The Very Long Baseline Array, one of the major instrument facilities managed by NRAO, is a series of ten radio antennas spread across the United States and its territories from St. Croix, the Virgin Islands, to Mauna Kea, Hawaii. The operations center for the array is located in Socorro, New Mexico. Astronomical data from the observations are recorded on digital tape at each antenna site. The tapes are then shipped to the Socorro Operations Center where they are correlated and the results sent to the investigators.

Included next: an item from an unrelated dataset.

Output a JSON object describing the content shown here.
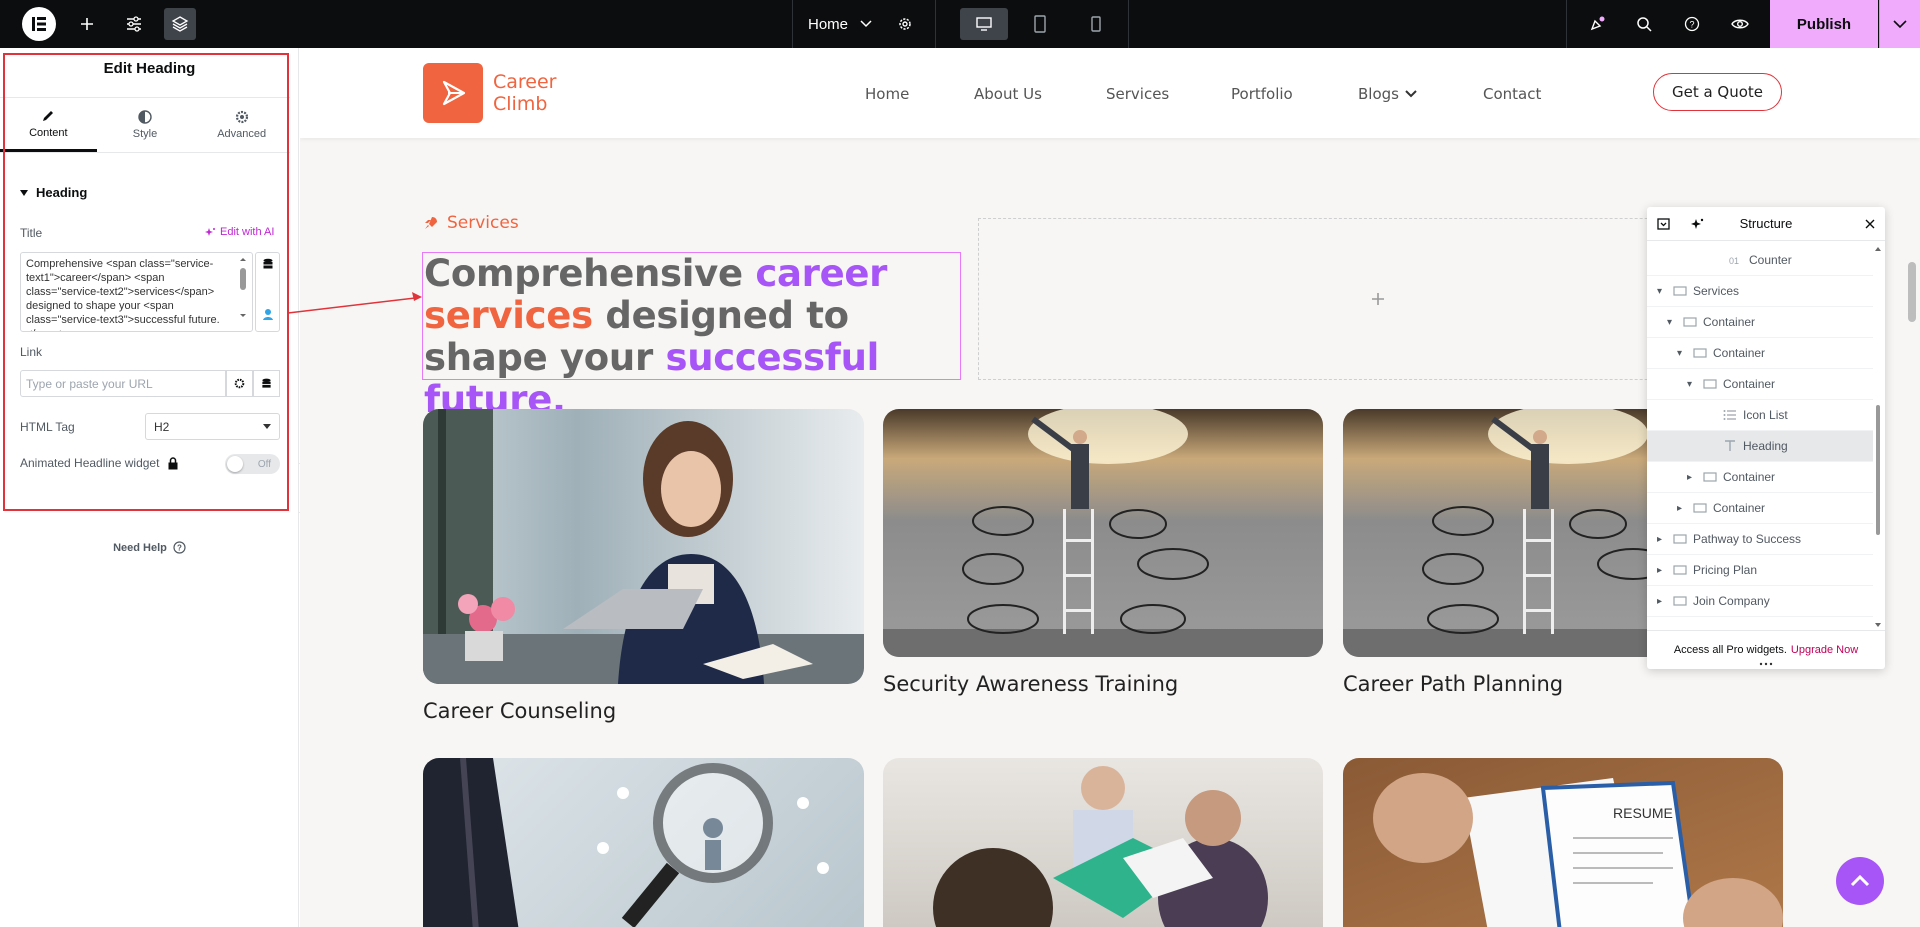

Each VLBA station consists of an 82-foot (25-meter) diameter dish antenna and an adjacent control building which houses the station computer, tape recorders and other equipment associated with collecting the radio signals gathered by the antenna. Each antenna weighs 240 tons and is nearly as tall as a ten-story building when pointed straight up. The ten radio antennae work together as the world's largest dedicated, full-time astronomical instrument. Construction began in February, 1986, and was completed in May, 1993. The first observation using all ten sites occurred May 29, 1993. Total construction cost was $85 million.

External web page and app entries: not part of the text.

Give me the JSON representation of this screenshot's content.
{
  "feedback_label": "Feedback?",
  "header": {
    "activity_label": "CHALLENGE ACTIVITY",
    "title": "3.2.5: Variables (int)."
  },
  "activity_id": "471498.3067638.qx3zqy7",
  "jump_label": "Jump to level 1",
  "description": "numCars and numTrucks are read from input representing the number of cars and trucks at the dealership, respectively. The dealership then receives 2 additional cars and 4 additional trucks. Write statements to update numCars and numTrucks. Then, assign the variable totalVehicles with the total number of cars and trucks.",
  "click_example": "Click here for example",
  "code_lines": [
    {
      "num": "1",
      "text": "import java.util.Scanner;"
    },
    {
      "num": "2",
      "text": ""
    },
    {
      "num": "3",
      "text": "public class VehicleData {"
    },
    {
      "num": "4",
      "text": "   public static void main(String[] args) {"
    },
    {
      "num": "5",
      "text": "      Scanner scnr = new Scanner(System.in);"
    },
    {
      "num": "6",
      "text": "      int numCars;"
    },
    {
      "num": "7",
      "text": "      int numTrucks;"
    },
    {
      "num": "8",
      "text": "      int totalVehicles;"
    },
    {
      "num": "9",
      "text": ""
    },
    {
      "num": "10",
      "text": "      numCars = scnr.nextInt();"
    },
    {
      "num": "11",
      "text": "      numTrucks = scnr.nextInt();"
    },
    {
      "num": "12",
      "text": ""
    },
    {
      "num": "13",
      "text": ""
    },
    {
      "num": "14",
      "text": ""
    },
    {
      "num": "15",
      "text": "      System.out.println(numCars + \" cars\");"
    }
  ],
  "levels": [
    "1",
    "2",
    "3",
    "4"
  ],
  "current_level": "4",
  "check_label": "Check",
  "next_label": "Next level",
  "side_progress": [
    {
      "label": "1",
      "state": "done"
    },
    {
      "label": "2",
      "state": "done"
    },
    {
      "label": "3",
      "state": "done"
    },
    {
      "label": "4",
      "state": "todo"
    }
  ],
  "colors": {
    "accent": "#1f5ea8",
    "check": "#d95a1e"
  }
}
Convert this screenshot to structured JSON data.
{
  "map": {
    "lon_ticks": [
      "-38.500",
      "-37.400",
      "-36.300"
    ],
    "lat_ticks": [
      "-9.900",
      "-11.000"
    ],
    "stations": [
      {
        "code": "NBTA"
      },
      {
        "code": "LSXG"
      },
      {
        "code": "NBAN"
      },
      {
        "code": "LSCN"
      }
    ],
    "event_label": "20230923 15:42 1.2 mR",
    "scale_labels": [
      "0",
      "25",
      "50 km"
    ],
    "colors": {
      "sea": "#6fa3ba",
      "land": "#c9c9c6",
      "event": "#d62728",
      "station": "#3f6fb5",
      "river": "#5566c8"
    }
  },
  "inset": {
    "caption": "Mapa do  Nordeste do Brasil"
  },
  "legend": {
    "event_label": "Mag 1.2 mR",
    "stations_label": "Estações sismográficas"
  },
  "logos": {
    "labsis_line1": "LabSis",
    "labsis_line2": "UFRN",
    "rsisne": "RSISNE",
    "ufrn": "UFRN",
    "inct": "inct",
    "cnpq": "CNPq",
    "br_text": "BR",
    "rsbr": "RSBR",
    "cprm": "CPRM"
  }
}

The Array Operations Center

From the Array Operations Center (AOC) in Socorro, New Mexico, the VLBA operators are able to remotely control and monitor the stations over the Internet. The operators can aim the antennas, select radio frequencies for observation, control the tape recorders and monitor the 'health' of the equipment at every site. A real-time display of the array's status is available for observers to monitor their observations.

The Correlator

Data recorded at each VLBA site is sent back to the AOC for processing at the correlator, a special-purpose high-performance computer that combines the data from each station to produce a single set of data from which high-resolution images can be made. The correlator performs the complex mathematical operations that actually allow the antennas of the VLBA, plus up to ten other radio telescopes around the world, to function as a single instrument. The correlator, designed and built by NRAO, is capable of performing 750 billion multiplications per second.

The Finished Product

The output from the correlator is provided to the astronomer(s) involved with the observation and further analysis and processing is performed on the data. This can occur at the AOC or at the observer's home university or institution. Depending on their scientific objectives, researchers can make images in a variety of forms, including both black-and-white and color formats.

Other NRAO Sites:

Major instruments at Green Bank include the largest fully steerable radio telescope in the world, named the Robert C. Byrd Green Bank Telescope (GBT).  A 140-foot equatorially mounted radio telescope on the site was decommissioned in 1999, and a host of smaller instruments.   The Very Large Array (VLA),  located on the Plains of San Agustin, 60 miles west of Socorro, New Mexico, was depicted in the movie Contact starring Jodie Foster.  The interferometric array consists of 27 antennas, each measuring 25 meters (81 feet) in diameter and weighing approximately 200 tons.  The newest telescope project of the National Radio Astronomy Observatory is the Atacama Large Millimeter Array (ALMA) Project. This endeavor includes the collaboration of observatories from around the world in the manufacturing of 64 12-meter antennas. The site is located at an elevation of 16,400 feet in Llano de Chajnantor, Chile.